ACTION ITEM
Reproduce every record below word for word and include no pictures.

================

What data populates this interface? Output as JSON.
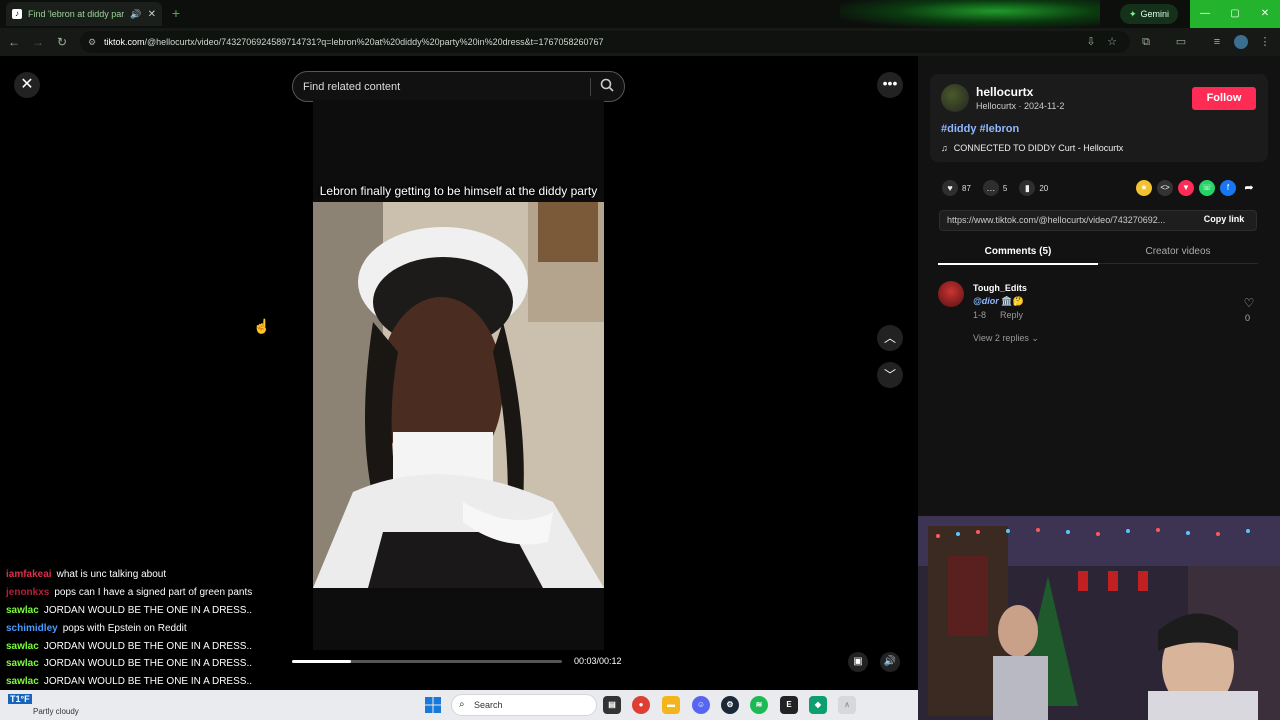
{
  "browser": {
    "tab_title": "Find 'lebron at diddy party",
    "gemini_label": "Gemini",
    "url_host": "tiktok.com",
    "url_path": "/@hellocurtx/video/7432706924589714731?q=lebron%20at%20diddy%20party%20in%20dress&t=1767058260767"
  },
  "page": {
    "search_placeholder": "Find related content",
    "video_caption": "Lebron finally getting to be himself at the diddy party",
    "time_display": "00:03/00:12",
    "progress_fraction": 0.22
  },
  "author": {
    "username": "hellocurtx",
    "subline": "Hellocurtx · 2024-11-2",
    "follow_label": "Follow",
    "hashtags": "#diddy #lebron",
    "music": "CONNECTED TO DIDDY Curt - Hellocurtx"
  },
  "stats": {
    "likes": "87",
    "comments": "5",
    "saves": "20"
  },
  "link": {
    "url": "https://www.tiktok.com/@hellocurtx/video/743270692...",
    "copy_label": "Copy link"
  },
  "tabs": {
    "comments": "Comments (5)",
    "creator": "Creator videos"
  },
  "comment": {
    "author": "Tough_Edits",
    "text": "@dior",
    "date": "1-8",
    "reply_label": "Reply",
    "view_replies": "View 2 replies",
    "likes": "0"
  },
  "chat": [
    {
      "user": "iamfakeai",
      "color": "#d9304c",
      "msg": "what is unc talking about"
    },
    {
      "user": "jenonkxs",
      "color": "#b0203a",
      "msg": "pops can I have a signed part of green pants"
    },
    {
      "user": "sawlac",
      "color": "#7cfc3a",
      "msg": "JORDAN WOULD BE THE ONE IN A DRESS.."
    },
    {
      "user": "schimidley",
      "color": "#4a9cff",
      "msg": "pops with Epstein on Reddit"
    },
    {
      "user": "sawlac",
      "color": "#7cfc3a",
      "msg": "JORDAN WOULD BE THE ONE IN A DRESS.."
    },
    {
      "user": "sawlac",
      "color": "#7cfc3a",
      "msg": "JORDAN WOULD BE THE ONE IN A DRESS.."
    },
    {
      "user": "sawlac",
      "color": "#7cfc3a",
      "msg": "JORDAN WOULD BE THE ONE IN A DRESS.."
    }
  ],
  "taskbar": {
    "weather_temp": "T1°F",
    "weather_desc": "Partly cloudy",
    "search_label": "Search"
  },
  "colors": {
    "follow": "#fe2c55",
    "accent_green": "#24b32c",
    "hashtag": "#8fb8ff"
  }
}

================

OUTPUT OF THE EXERCISE
What data populates this interface? Output as JSON.
{
  "browser": {
    "tab_title": "Find 'lebron at diddy party",
    "gemini_label": "Gemini",
    "url_host": "tiktok.com",
    "url_path": "/@hellocurtx/video/7432706924589714731?q=lebron%20at%20diddy%20party%20in%20dress&t=1767058260767"
  },
  "page": {
    "search_placeholder": "Find related content",
    "video_caption": "Lebron finally getting to be himself at the diddy party",
    "time_display": "00:03/00:12",
    "progress_fraction": 0.22
  },
  "author": {
    "username": "hellocurtx",
    "subline": "Hellocurtx · 2024-11-2",
    "follow_label": "Follow",
    "hashtags": "#diddy #lebron",
    "music": "CONNECTED TO DIDDY Curt - Hellocurtx"
  },
  "stats": {
    "likes": "87",
    "comments": "5",
    "saves": "20"
  },
  "link": {
    "url": "https://www.tiktok.com/@hellocurtx/video/743270692...",
    "copy_label": "Copy link"
  },
  "tabs": {
    "comments": "Comments (5)",
    "creator": "Creator videos"
  },
  "comment": {
    "author": "Tough_Edits",
    "text": "@dior",
    "date": "1-8",
    "reply_label": "Reply",
    "view_replies": "View 2 replies",
    "likes": "0"
  },
  "chat": [
    {
      "user": "iamfakeai",
      "color": "#d9304c",
      "msg": "what is unc talking about"
    },
    {
      "user": "jenonkxs",
      "color": "#b0203a",
      "msg": "pops can I have a signed part of green pants"
    },
    {
      "user": "sawlac",
      "color": "#7cfc3a",
      "msg": "JORDAN WOULD BE THE ONE IN A DRESS.."
    },
    {
      "user": "schimidley",
      "color": "#4a9cff",
      "msg": "pops with Epstein on Reddit"
    },
    {
      "user": "sawlac",
      "color": "#7cfc3a",
      "msg": "JORDAN WOULD BE THE ONE IN A DRESS.."
    },
    {
      "user": "sawlac",
      "color": "#7cfc3a",
      "msg": "JORDAN WOULD BE THE ONE IN A DRESS.."
    },
    {
      "user": "sawlac",
      "color": "#7cfc3a",
      "msg": "JORDAN WOULD BE THE ONE IN A DRESS.."
    }
  ],
  "taskbar": {
    "weather_temp": "T1°F",
    "weather_desc": "Partly cloudy",
    "search_label": "Search"
  },
  "colors": {
    "follow": "#fe2c55",
    "accent_green": "#24b32c",
    "hashtag": "#8fb8ff"
  }
}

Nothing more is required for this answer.